Check each line of the listing below for the string "toggle", then copy every line that has it.

** MATERIAL FOR THE TASK follows **

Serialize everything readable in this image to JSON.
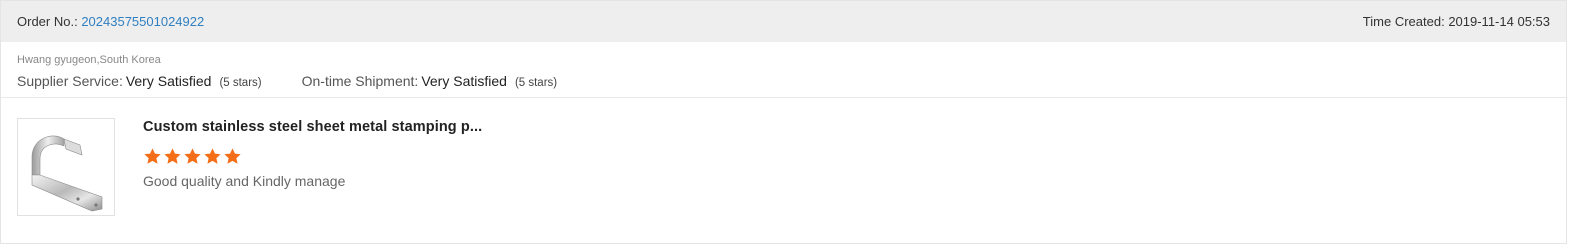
{
  "header": {
    "order_label": "Order No.:",
    "order_number": "20243575501024922",
    "time_label": "Time Created:",
    "time_value": "2019-11-14 05:53"
  },
  "buyer": {
    "location": "Hwang gyugeon,South Korea"
  },
  "ratings": [
    {
      "label": "Supplier Service:",
      "value": "Very Satisfied",
      "stars_text": "(5 stars)"
    },
    {
      "label": "On-time Shipment:",
      "value": "Very Satisfied",
      "stars_text": "(5 stars)"
    }
  ],
  "review": {
    "product_title": "Custom stainless steel sheet metal stamping p...",
    "star_rating": 5,
    "star_color": "#f46e18",
    "comment": "Good quality and Kindly manage",
    "thumbnail_icon": "metal-bracket-image"
  },
  "colors": {
    "link": "#2f7fc1",
    "header_bg": "#eeeeee"
  }
}
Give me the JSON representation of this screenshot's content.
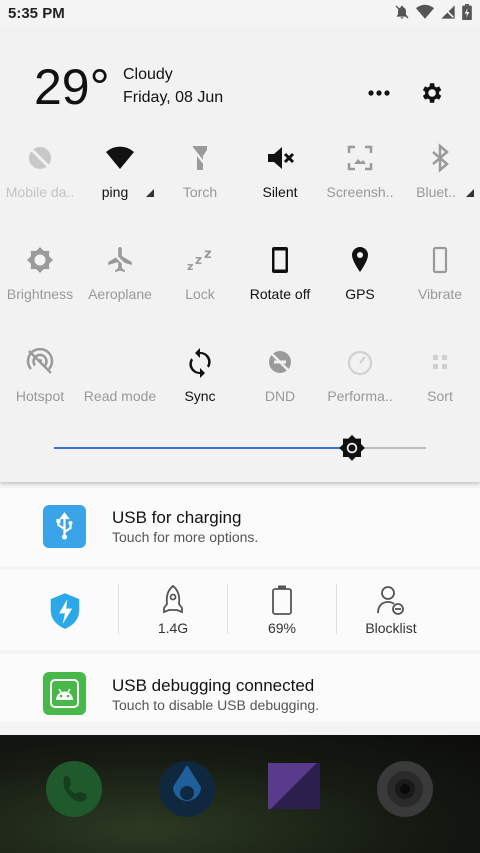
{
  "status_bar": {
    "time": "5:35 PM"
  },
  "weather": {
    "temperature": "29°",
    "condition": "Cloudy",
    "date": "Friday, 08 Jun"
  },
  "quick_tiles": [
    {
      "label": "Mobile da..",
      "icon": "mobile-data-off-icon",
      "active": false
    },
    {
      "label": "ping",
      "icon": "wifi-icon",
      "active": true,
      "expandable": true
    },
    {
      "label": "Torch",
      "icon": "torch-icon",
      "active": false
    },
    {
      "label": "Silent",
      "icon": "volume-off-icon",
      "active": true
    },
    {
      "label": "Screensh..",
      "icon": "screenshot-icon",
      "active": false
    },
    {
      "label": "Bluet..",
      "icon": "bluetooth-icon",
      "active": false,
      "expandable": true
    },
    {
      "label": "Brightness",
      "icon": "brightness-icon",
      "active": false
    },
    {
      "label": "Aeroplane",
      "icon": "airplane-icon",
      "active": false
    },
    {
      "label": "Lock",
      "icon": "sleep-lock-icon",
      "active": false
    },
    {
      "label": "Rotate off",
      "icon": "rotate-phone-icon",
      "active": true
    },
    {
      "label": "GPS",
      "icon": "location-pin-icon",
      "active": true
    },
    {
      "label": "Vibrate",
      "icon": "vibrate-icon",
      "active": false
    },
    {
      "label": "Hotspot",
      "icon": "hotspot-off-icon",
      "active": false
    },
    {
      "label": "Read mode",
      "icon": "moon-icon",
      "active": false
    },
    {
      "label": "Sync",
      "icon": "sync-icon",
      "active": true
    },
    {
      "label": "DND",
      "icon": "dnd-off-icon",
      "active": false
    },
    {
      "label": "Performa..",
      "icon": "performance-gauge-icon",
      "active": false
    },
    {
      "label": "Sort",
      "icon": "sort-grid-icon",
      "active": false
    }
  ],
  "brightness": {
    "level": 0.8
  },
  "usb_notification": {
    "title": "USB for charging",
    "subtitle": "Touch for more options."
  },
  "tools": [
    {
      "label": "",
      "icon": "security-shield-icon"
    },
    {
      "label": "1.4G",
      "icon": "rocket-icon"
    },
    {
      "label": "69%",
      "icon": "battery-icon"
    },
    {
      "label": "Blocklist",
      "icon": "block-user-icon"
    }
  ],
  "debug_notification": {
    "title": "USB debugging connected",
    "subtitle": "Touch to disable USB debugging."
  },
  "colors": {
    "accent": "#3a73d6",
    "usb_icon_bg": "#3ba3e8",
    "debug_icon_bg": "#48b84a"
  }
}
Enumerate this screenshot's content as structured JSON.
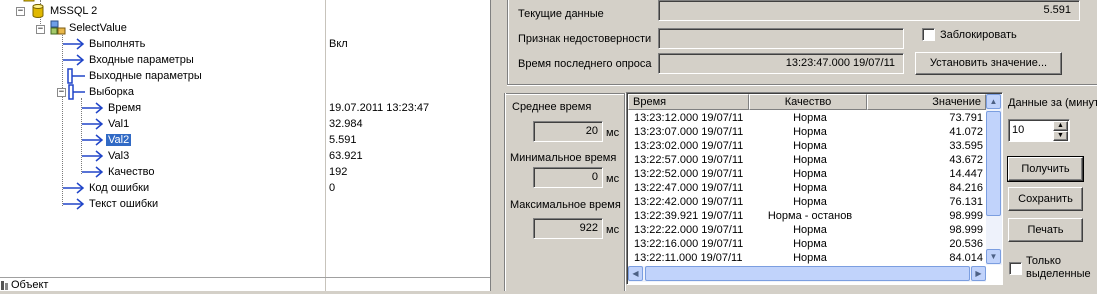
{
  "tree": {
    "server": "MSSQL 2",
    "node": "SelectValue",
    "items": [
      {
        "label": "Выполнять",
        "value": "Вкл"
      },
      {
        "label": "Входные параметры",
        "value": ""
      },
      {
        "label": "Выходные параметры",
        "value": ""
      },
      {
        "label": "Выборка",
        "value": ""
      },
      {
        "label": "Время",
        "value": "19.07.2011 13:23:47"
      },
      {
        "label": "Val1",
        "value": "32.984"
      },
      {
        "label": "Val2",
        "value": "5.591"
      },
      {
        "label": "Val3",
        "value": "63.921"
      },
      {
        "label": "Качество",
        "value": "192"
      },
      {
        "label": "Код ошибки",
        "value": "0"
      },
      {
        "label": "Текст ошибки",
        "value": ""
      }
    ],
    "bottom_label": "Объект",
    "icons": [
      "expand-toggle-icon",
      "database-icon",
      "hierarchy-icon",
      "arrow-node-icon"
    ]
  },
  "current": {
    "current_data_label": "Текущие данные",
    "current_data_value": "5.591",
    "unreliable_label": "Признак недостоверности",
    "unreliable_value": "",
    "lock_label": "Заблокировать",
    "last_poll_label": "Время последнего опроса",
    "last_poll_value": "13:23:47.000 19/07/11",
    "set_value_button": "Установить значение..."
  },
  "stats": {
    "avg_label": "Среднее время",
    "avg_value": "20",
    "min_label": "Минимальное время",
    "min_value": "0",
    "max_label": "Максимальное время",
    "max_value": "922",
    "unit": "мс"
  },
  "grid": {
    "columns": [
      "Время",
      "Качество",
      "Значение"
    ],
    "rows": [
      [
        "13:23:12.000 19/07/11",
        "Норма",
        "73.791"
      ],
      [
        "13:23:07.000 19/07/11",
        "Норма",
        "41.072"
      ],
      [
        "13:23:02.000 19/07/11",
        "Норма",
        "33.595"
      ],
      [
        "13:22:57.000 19/07/11",
        "Норма",
        "43.672"
      ],
      [
        "13:22:52.000 19/07/11",
        "Норма",
        "14.447"
      ],
      [
        "13:22:47.000 19/07/11",
        "Норма",
        "84.216"
      ],
      [
        "13:22:42.000 19/07/11",
        "Норма",
        "76.131"
      ],
      [
        "13:22:39.921 19/07/11",
        "Норма - останов",
        "98.999"
      ],
      [
        "13:22:22.000 19/07/11",
        "Норма",
        "98.999"
      ],
      [
        "13:22:16.000 19/07/11",
        "Норма",
        "20.536"
      ],
      [
        "13:22:11.000 19/07/11",
        "Норма",
        "84.014"
      ]
    ]
  },
  "controls": {
    "period_label": "Данные за (минут",
    "period_value": "10",
    "get_button": "Получить",
    "save_button": "Сохранить",
    "print_button": "Печать",
    "only_selected_line1": "Только",
    "only_selected_line2": "выделенные"
  },
  "colors": {
    "selection": "#316ac5",
    "panel": "#d4d0c8",
    "scrollbar": "#c1d3fb"
  }
}
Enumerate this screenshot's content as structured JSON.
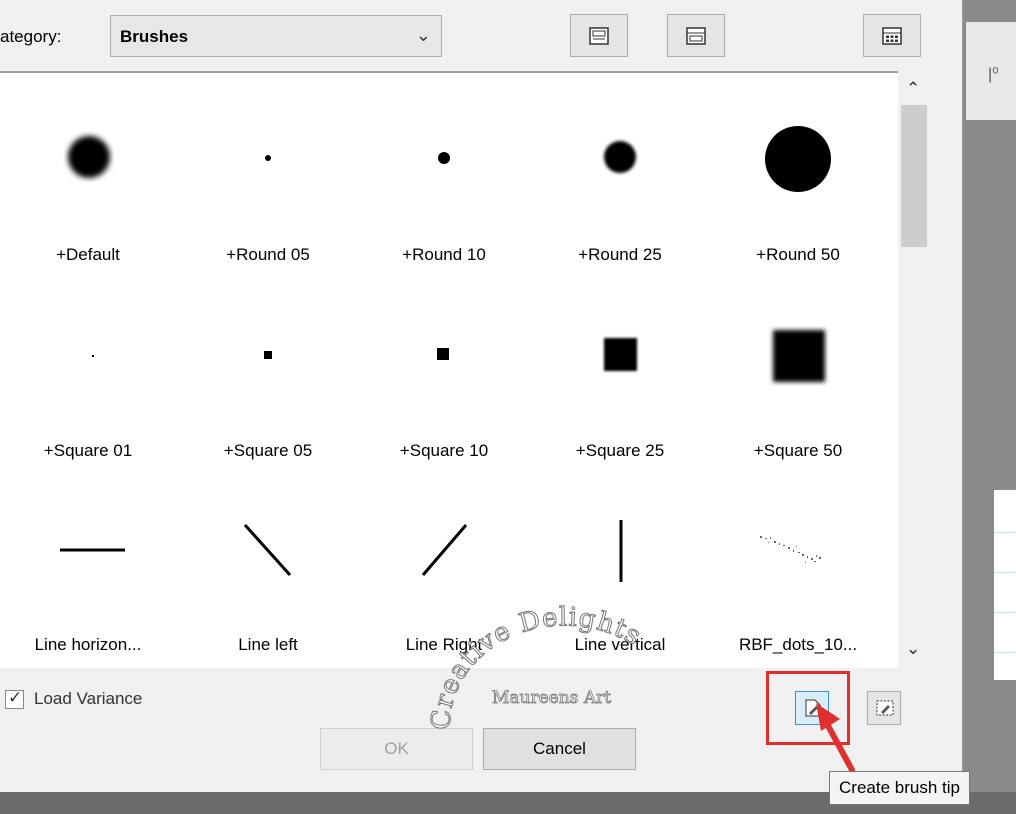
{
  "category": {
    "label": "ategory:",
    "selected": "Brushes"
  },
  "toolbar_icons": [
    "toggle-preview-icon",
    "open-folder-icon",
    "grid-view-icon"
  ],
  "brushes": [
    {
      "name": "+Default",
      "shape": "soft-circle"
    },
    {
      "name": "+Round 05",
      "shape": "circle"
    },
    {
      "name": "+Round 10",
      "shape": "circle"
    },
    {
      "name": "+Round 25",
      "shape": "soft-circle"
    },
    {
      "name": "+Round 50",
      "shape": "circle"
    },
    {
      "name": "+Square 01",
      "shape": "square"
    },
    {
      "name": "+Square 05",
      "shape": "square"
    },
    {
      "name": "+Square 10",
      "shape": "square"
    },
    {
      "name": "+Square 25",
      "shape": "soft-square"
    },
    {
      "name": "+Square 50",
      "shape": "soft-square"
    },
    {
      "name": "Line horizon...",
      "shape": "line-horizontal"
    },
    {
      "name": "Line left",
      "shape": "line-left"
    },
    {
      "name": "Line Right",
      "shape": "line-right"
    },
    {
      "name": "Line vertical",
      "shape": "line-vertical"
    },
    {
      "name": "RBF_dots_10...",
      "shape": "dots"
    }
  ],
  "load_variance": {
    "label": "Load Variance",
    "checked": true
  },
  "buttons": {
    "ok": "OK",
    "cancel": "Cancel"
  },
  "tooltip": "Create brush tip",
  "watermark": {
    "line1": "Creative Delights",
    "line2": "Maureens Art"
  },
  "colors": {
    "highlight": "#e02f2f",
    "accent": "#3c91d6"
  }
}
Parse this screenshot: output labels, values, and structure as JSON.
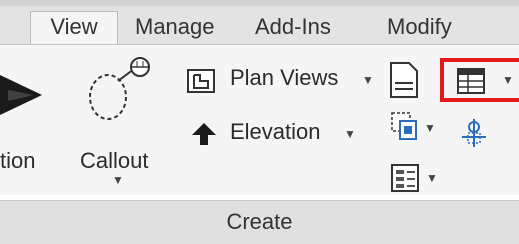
{
  "tabs": [
    "View",
    "Manage",
    "Add-Ins",
    "Modify"
  ],
  "ribbon": {
    "section_label": "tion",
    "callout_label": "Callout",
    "plan_views_label": "Plan  Views",
    "elevation_label": "Elevation"
  },
  "panel": {
    "name": "Create"
  },
  "colors": {
    "highlight": "#e31818"
  }
}
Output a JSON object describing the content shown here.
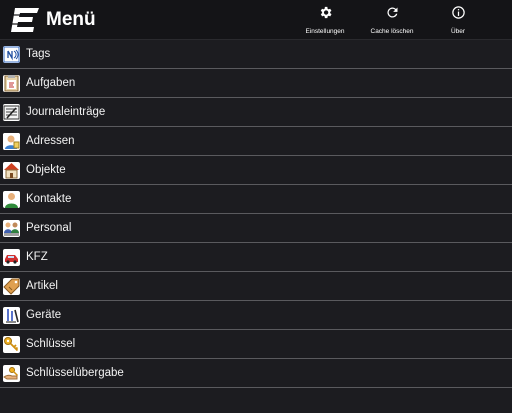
{
  "header": {
    "title": "Menü",
    "actions": [
      {
        "label": "Einstellungen",
        "icon": "gear-icon"
      },
      {
        "label": "Cache löschen",
        "icon": "refresh-icon"
      },
      {
        "label": "Über",
        "icon": "info-icon"
      }
    ]
  },
  "menu": {
    "items": [
      {
        "label": "Tags",
        "icon": "nfc-tag-icon"
      },
      {
        "label": "Aufgaben",
        "icon": "clipboard-task-icon"
      },
      {
        "label": "Journaleinträge",
        "icon": "journal-icon"
      },
      {
        "label": "Adressen",
        "icon": "address-person-icon"
      },
      {
        "label": "Objekte",
        "icon": "house-icon"
      },
      {
        "label": "Kontakte",
        "icon": "contact-person-icon"
      },
      {
        "label": "Personal",
        "icon": "staff-group-icon"
      },
      {
        "label": "KFZ",
        "icon": "car-icon"
      },
      {
        "label": "Artikel",
        "icon": "price-tag-icon"
      },
      {
        "label": "Geräte",
        "icon": "tools-icon"
      },
      {
        "label": "Schlüssel",
        "icon": "key-icon"
      },
      {
        "label": "Schlüsselübergabe",
        "icon": "key-handover-icon"
      }
    ]
  },
  "colors": {
    "background": "#1c1c20",
    "topbar": "#141417",
    "divider": "#5a5a5e",
    "text": "#f2f2f2"
  }
}
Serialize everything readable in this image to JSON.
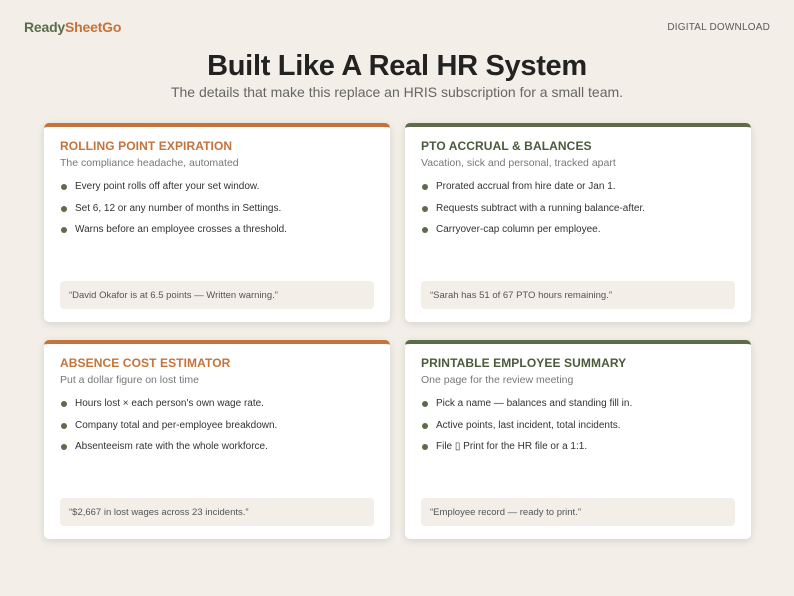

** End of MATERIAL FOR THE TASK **

ANSWER BELOW:
      "expand-toggle-icon",
    "toggle-preview-icon",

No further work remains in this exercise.